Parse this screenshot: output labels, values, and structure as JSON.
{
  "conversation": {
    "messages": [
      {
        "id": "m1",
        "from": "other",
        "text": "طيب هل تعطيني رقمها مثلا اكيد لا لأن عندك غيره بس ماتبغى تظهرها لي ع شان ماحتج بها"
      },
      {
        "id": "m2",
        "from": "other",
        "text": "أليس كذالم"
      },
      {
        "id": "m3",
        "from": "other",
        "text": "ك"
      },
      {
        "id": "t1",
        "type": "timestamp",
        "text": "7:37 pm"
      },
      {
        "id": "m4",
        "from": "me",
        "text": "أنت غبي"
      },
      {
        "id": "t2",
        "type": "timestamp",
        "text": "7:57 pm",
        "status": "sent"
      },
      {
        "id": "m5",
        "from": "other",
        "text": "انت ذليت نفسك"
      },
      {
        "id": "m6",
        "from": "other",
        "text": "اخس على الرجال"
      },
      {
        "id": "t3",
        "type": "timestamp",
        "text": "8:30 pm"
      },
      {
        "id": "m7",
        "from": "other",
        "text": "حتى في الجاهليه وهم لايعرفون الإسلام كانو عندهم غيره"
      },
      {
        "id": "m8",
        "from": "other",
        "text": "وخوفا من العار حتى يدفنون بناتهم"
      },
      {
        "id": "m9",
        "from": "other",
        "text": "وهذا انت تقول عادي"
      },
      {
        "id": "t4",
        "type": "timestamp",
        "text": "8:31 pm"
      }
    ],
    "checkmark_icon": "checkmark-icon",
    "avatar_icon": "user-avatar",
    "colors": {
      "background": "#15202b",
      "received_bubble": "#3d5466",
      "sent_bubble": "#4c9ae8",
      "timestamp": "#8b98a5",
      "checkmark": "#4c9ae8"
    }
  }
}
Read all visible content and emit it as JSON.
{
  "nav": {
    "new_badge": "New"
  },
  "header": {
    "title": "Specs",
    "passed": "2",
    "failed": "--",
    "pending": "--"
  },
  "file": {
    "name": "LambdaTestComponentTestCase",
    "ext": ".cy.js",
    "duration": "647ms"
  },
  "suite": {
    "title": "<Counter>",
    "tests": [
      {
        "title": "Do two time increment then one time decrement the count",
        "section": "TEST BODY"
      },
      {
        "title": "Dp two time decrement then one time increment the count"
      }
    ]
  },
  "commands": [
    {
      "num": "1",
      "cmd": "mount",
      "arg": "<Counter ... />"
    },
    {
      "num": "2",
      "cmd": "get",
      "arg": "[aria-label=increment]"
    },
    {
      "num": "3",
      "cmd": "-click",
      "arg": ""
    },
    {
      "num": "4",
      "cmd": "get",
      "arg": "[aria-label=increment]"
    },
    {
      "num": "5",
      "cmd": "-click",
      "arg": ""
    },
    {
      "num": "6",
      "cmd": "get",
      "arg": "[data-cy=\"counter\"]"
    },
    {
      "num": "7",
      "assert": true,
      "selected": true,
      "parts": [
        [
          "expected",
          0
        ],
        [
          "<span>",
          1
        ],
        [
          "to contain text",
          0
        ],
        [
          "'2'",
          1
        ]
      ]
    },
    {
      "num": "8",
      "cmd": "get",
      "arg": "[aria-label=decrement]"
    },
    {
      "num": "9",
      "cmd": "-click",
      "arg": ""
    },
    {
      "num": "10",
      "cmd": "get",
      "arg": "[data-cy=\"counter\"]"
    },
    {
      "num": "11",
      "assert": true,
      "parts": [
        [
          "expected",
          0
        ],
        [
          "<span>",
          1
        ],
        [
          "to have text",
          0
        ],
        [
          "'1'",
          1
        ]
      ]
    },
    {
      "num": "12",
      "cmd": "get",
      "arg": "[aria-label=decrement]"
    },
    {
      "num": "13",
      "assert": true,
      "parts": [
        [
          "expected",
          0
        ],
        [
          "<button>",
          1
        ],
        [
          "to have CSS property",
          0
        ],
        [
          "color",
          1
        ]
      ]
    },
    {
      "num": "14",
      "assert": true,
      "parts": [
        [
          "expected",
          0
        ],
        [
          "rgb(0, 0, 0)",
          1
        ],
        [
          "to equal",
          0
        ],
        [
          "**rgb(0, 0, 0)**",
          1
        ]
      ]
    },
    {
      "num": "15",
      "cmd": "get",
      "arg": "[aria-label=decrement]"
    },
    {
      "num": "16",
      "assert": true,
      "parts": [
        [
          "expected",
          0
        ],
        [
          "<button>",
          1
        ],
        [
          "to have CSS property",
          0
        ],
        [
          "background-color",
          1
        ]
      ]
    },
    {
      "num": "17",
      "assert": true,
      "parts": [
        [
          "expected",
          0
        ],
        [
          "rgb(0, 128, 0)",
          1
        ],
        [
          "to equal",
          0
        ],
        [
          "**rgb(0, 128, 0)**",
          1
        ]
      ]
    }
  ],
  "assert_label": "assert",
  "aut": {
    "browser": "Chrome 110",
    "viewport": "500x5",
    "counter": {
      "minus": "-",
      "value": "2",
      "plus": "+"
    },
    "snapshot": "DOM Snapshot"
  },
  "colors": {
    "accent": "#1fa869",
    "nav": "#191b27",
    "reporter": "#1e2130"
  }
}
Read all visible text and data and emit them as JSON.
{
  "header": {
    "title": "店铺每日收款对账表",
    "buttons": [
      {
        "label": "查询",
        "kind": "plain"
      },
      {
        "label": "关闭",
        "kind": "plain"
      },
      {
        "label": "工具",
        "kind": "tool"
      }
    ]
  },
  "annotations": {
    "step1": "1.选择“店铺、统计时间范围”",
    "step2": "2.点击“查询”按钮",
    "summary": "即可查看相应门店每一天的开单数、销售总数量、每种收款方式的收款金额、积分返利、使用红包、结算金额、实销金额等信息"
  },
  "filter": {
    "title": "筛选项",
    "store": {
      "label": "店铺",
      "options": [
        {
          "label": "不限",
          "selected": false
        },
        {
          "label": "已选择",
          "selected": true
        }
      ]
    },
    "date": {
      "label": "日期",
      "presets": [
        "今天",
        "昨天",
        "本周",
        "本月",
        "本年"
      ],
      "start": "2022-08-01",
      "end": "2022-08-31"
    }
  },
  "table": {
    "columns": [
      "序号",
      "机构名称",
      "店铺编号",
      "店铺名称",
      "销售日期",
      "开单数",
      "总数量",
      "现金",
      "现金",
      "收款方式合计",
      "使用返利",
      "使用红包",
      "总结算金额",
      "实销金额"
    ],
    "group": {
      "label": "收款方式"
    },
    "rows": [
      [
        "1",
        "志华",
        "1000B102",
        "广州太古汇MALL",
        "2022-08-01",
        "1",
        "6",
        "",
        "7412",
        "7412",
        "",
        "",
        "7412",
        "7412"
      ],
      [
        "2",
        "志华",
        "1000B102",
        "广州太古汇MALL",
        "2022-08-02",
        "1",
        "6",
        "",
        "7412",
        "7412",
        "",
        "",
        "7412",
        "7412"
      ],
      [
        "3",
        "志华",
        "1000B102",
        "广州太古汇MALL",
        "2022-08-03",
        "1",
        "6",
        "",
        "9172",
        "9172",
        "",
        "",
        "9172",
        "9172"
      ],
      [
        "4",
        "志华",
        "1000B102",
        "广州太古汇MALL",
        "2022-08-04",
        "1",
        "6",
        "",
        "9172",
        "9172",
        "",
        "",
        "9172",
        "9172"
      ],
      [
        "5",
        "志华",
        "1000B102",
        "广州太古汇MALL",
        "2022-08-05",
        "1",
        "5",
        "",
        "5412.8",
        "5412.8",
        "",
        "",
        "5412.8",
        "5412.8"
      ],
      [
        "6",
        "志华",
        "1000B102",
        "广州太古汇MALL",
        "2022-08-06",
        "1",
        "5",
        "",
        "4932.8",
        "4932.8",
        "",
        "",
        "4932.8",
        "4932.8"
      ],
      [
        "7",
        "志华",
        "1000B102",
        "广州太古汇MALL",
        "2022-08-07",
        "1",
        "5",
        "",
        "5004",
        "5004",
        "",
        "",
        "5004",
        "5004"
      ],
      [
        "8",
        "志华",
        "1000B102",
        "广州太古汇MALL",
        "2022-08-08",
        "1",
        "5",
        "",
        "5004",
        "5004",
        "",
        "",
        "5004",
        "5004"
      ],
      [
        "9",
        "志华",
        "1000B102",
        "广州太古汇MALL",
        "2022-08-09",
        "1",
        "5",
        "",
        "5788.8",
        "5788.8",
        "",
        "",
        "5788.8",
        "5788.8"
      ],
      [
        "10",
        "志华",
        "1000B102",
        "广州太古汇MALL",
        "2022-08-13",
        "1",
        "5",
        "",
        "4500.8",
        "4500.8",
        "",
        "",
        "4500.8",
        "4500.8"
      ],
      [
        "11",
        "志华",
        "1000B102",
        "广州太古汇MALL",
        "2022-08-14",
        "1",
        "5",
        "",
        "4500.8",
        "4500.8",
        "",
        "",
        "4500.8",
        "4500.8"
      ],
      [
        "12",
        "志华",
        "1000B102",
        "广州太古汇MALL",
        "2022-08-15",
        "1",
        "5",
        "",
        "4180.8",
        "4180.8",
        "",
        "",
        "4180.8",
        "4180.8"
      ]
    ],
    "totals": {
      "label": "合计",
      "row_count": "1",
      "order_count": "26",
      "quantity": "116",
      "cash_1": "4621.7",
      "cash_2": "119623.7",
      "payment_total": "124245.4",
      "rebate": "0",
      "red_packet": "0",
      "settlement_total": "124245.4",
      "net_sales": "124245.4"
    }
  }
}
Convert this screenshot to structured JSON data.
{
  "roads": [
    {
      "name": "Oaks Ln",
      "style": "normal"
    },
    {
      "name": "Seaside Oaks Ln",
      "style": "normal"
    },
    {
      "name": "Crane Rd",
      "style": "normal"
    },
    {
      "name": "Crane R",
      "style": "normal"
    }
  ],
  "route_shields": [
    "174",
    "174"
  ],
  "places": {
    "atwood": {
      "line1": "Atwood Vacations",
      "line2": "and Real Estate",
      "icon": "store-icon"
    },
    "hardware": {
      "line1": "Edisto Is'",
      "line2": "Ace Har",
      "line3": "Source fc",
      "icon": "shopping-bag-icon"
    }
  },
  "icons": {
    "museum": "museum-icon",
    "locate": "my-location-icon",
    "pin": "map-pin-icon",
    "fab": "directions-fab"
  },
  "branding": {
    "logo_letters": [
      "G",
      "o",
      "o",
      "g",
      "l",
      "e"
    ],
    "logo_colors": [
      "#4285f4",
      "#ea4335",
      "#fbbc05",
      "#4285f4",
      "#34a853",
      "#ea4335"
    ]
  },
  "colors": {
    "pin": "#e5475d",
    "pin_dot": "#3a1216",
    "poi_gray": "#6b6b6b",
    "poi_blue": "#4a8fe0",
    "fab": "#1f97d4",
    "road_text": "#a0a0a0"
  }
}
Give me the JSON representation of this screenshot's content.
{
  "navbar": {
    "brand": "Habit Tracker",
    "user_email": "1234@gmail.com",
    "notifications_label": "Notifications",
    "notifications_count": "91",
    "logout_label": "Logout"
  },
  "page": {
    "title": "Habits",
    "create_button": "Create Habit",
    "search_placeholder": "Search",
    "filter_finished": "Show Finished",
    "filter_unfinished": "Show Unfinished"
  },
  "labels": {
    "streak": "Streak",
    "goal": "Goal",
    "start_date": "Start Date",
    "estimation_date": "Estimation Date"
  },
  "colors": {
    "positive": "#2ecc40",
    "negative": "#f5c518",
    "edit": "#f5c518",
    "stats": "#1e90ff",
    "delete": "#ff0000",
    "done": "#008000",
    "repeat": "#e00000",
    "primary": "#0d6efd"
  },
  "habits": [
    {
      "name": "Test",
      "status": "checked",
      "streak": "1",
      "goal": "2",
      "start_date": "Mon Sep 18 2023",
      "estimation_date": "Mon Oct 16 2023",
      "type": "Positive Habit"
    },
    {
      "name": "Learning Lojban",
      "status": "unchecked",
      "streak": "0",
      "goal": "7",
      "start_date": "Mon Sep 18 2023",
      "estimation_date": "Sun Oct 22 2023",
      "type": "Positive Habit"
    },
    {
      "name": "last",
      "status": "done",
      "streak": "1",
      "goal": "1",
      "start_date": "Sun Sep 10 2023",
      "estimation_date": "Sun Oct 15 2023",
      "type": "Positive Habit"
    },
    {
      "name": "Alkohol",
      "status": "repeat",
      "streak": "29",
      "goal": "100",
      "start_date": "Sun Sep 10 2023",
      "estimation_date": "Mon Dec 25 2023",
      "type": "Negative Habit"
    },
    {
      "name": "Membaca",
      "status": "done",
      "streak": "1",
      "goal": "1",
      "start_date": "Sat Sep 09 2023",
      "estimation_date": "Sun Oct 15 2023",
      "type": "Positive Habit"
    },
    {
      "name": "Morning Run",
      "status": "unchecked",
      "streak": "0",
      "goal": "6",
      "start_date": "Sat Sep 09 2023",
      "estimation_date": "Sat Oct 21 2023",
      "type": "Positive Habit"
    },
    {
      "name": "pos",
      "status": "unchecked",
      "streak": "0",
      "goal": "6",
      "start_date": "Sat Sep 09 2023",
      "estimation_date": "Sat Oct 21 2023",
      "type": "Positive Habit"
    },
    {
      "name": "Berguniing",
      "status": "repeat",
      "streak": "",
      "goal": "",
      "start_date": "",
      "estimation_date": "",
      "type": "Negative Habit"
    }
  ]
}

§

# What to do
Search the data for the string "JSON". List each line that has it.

# Response
Parse this screenshot: output labels, values, and structure as JSON.
Read all visible content and emit it as JSON.
Read all visible text and data and emit them as JSON.
Convert this screenshot to structured JSON data.
Give me the JSON representation of this screenshot's content.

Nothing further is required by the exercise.